I also wrote a note on their review page at amazon.com. This was the first step that I guess I had to take to figure this thing out.
Somebody answered me, told me what to do, but it still did not work. I found out I didn't need iTunes, which was a major step in this process, but the darn thing would not work.
Finally, yesterday, on a whim, I downloaded another program from the Internet that was my last ditch effort to get this thing going. And you know what--it worked! Yes, the device now works, and I can transfer my old cassette tapes to digital MP3s in a snap.
I guess you can call it perseverance, but in the back of my mind, I thought that through trial and error, I could figure it out. And I did.
Once again, I have proven to myself that you should never give up hope when it comes to these types of things. It might take time--mine took several weeks--but it worked out OK for me.
How I wish that life in general was so easy to figure out.
Posted by Larry at 3:46 AM
Wednesday, September 1, 2010
Hurricane Earl is pushing up in the Atlantic, and word is that Friday might be a wild and wooly day in my neck of the woods on Long Island.

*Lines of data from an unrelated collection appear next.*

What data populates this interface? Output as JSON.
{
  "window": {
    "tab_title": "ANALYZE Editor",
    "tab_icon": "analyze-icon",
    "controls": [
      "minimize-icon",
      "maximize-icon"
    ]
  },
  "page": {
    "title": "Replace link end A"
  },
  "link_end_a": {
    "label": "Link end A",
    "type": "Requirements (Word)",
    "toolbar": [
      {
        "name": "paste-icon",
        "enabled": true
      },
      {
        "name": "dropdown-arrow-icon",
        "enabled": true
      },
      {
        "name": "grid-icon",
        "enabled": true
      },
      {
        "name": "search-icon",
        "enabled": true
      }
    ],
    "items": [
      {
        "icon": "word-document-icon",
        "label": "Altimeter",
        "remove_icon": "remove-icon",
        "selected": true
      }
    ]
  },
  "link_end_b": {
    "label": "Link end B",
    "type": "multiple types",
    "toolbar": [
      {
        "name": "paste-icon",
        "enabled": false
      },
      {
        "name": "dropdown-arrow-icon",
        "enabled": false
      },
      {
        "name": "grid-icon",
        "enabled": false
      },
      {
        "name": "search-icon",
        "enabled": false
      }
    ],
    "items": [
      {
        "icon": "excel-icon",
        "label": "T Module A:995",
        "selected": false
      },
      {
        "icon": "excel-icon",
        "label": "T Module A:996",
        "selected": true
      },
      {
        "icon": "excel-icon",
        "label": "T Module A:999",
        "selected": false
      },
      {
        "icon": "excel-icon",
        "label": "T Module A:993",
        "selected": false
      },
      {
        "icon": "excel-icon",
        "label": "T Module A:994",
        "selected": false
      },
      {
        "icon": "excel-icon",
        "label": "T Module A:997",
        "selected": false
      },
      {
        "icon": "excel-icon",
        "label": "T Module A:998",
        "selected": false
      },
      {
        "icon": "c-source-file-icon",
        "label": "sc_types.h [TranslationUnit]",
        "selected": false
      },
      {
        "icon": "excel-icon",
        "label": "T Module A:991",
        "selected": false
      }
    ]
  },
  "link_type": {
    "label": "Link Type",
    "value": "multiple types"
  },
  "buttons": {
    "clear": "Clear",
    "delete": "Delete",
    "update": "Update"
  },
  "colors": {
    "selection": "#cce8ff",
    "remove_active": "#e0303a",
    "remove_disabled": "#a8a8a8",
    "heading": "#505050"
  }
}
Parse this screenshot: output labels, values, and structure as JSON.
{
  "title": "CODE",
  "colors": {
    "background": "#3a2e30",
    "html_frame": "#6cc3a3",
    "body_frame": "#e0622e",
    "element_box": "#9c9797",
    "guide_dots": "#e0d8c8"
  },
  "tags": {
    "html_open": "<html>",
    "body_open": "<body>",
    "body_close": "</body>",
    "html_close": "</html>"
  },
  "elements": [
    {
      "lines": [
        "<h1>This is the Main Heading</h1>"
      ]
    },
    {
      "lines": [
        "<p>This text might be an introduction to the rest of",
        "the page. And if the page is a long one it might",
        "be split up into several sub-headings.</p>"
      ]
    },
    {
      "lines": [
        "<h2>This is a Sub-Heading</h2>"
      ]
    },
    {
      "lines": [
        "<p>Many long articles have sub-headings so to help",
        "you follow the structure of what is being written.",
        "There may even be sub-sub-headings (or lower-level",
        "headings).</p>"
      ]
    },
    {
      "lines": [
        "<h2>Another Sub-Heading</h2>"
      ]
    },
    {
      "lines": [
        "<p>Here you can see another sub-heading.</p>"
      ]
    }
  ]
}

The hurricane isn't supposed to hit land, but even being off the coast could cause considerable difficulty for residents, travelers, vacationers, and those who have to go to work, like yours truly.
It is supposed to be extremely rainy and windy that day. No, not another Katrina, but plans are being formulated to move out anybody who is on the East End and might be in the most peril from such a weather disturbance.
Me, I am taking it in stride. I've been through such weather troubles before, and as long as you don't panic and do stupid things, you should be fine ... and again, this isn't supposed to be another Katrina, so what's to worry about?
A few years ago, my family and I were on vacation in Orlando, Florida, and a hurricane set down in Orlando proper, about 15 or 20 miles away from us. With the proper preparation--enough food, gas in the car, and batteries for various electrical appliances--we made it through with flying colors.
In fact, that morning, we went to a water park, and stayed until we were told that the park was closing early for the hurricane, which for the life of me, I can't think of the name of right now. Maybe Charley, but I just don't remember.
Anyway, I am not going to tell you it wasn't a bit scary and hairy. Driving home, we heard numerous announcements about the impending hurricane, and we saw long lines at food places and gas stations. But we had prepared early, so it wasn't that big a deal.
The management of our time share warned us about the storm, and told us we had to take in all the furniture on the patio so it wouldn't fly around.
When the storm hit Orlando, I remember we lost power and were in the dark for several hours. My son was young at the time, and I know he was scared, but I had a portable TV, and used that to monitor what was happening, because it was pitch black outside.
The next morning, we surveyed the damage. There were some trees uprooted, leaves all over the place, but happily, my car was not damaged at all.
We made it through!
And I am sure we will make it through Earl, too.
Posted by Larry at 3:47 AM